- Eddleton (12.79), Bennett (13.24), Lucy (13.41) went 2-5-6 in the 100.
- Eddleton (26.79), D’Ambrosia (26.87), and Warner (27.2) placed 4-5-6 in the 200.
- The boys 4x800 team (Hart, White, Neuner, Bellamy) claimed the state title (8:03.73).
- Bellamy won the 800, lowering his school record to 1:52.87. Neuner placed fourth in 1:59.35.
- White finished second (10:07.10) in the 3200, Rodgers third (49.87) in the 400, Stratford third (6-2) in the high jump, and Mintz (13-0) third and Richardson (11-6) sixth in the pole vault.
It’s no anomaly that five Collegiate vaulters scored in both league and state competition or that Lucy set the school record (10-6.75) at the New Balance Nationals in Greensboro June 13.
“John (Vellenoweth, a former star pole vaulter at Penn State) is doing a wonderful job (coaching),” Kondorossy said. “There’re a lot of good things happening. He’s empowering his athletes. He’s helped them understand the importance of putting in time and commitment to details. There’s cohesiveness and good, healthy competition within that group.”
It’s also no anomaly that the distance contingent, with Bellamy leading the way, thrived.

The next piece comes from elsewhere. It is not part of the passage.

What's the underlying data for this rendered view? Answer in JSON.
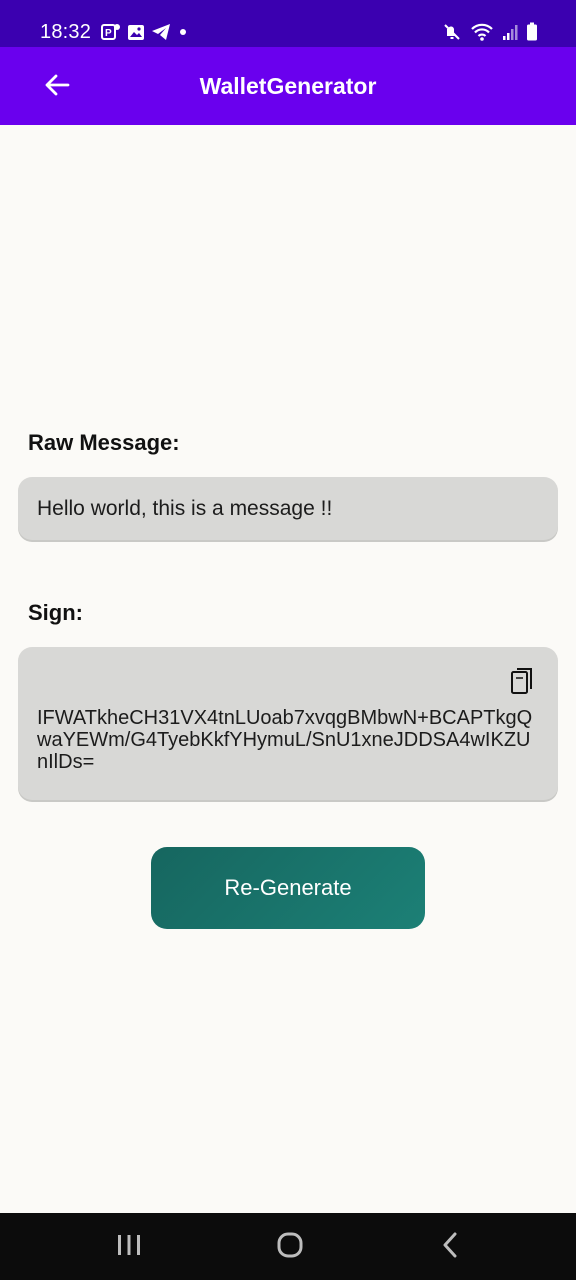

“Watching Liam compete every day is a good example for people to see,” Kondorossy said. “His success has been contagious. The other guys want to do well, not just for Collegiate but for Liam. He takes it seriously. He’s really helped our program, not just by his performances but by his work ethic, attitude, and seriousness about the sport. He makes track really cool.”
While states was contested in the heat, the league meet played out under an overcast sky with intermittent rain. With two events remaining, thunder rolled, rain intensified, and the meet moved into the St. Christopher’s field house.
At that point, the guys trailed Woodberry Forest for second by eight points. Victories by White and the 4x4 squad – fueled by a bevy of Collegiate partisans whose high-decibel encouragement echoed off the walls – provided the edge.
“There was definitely excitement,” Kondorossy said. “Everybody needs to stick around because one of these years soon, we’ll be accepting the championship plaque. It’s going to happen.”
(Note: Of the aforementioned, only Watkins, Johri, Kauders, Richardson, Moore, Atkins, Darling, and Rodgers are Class of 2019.)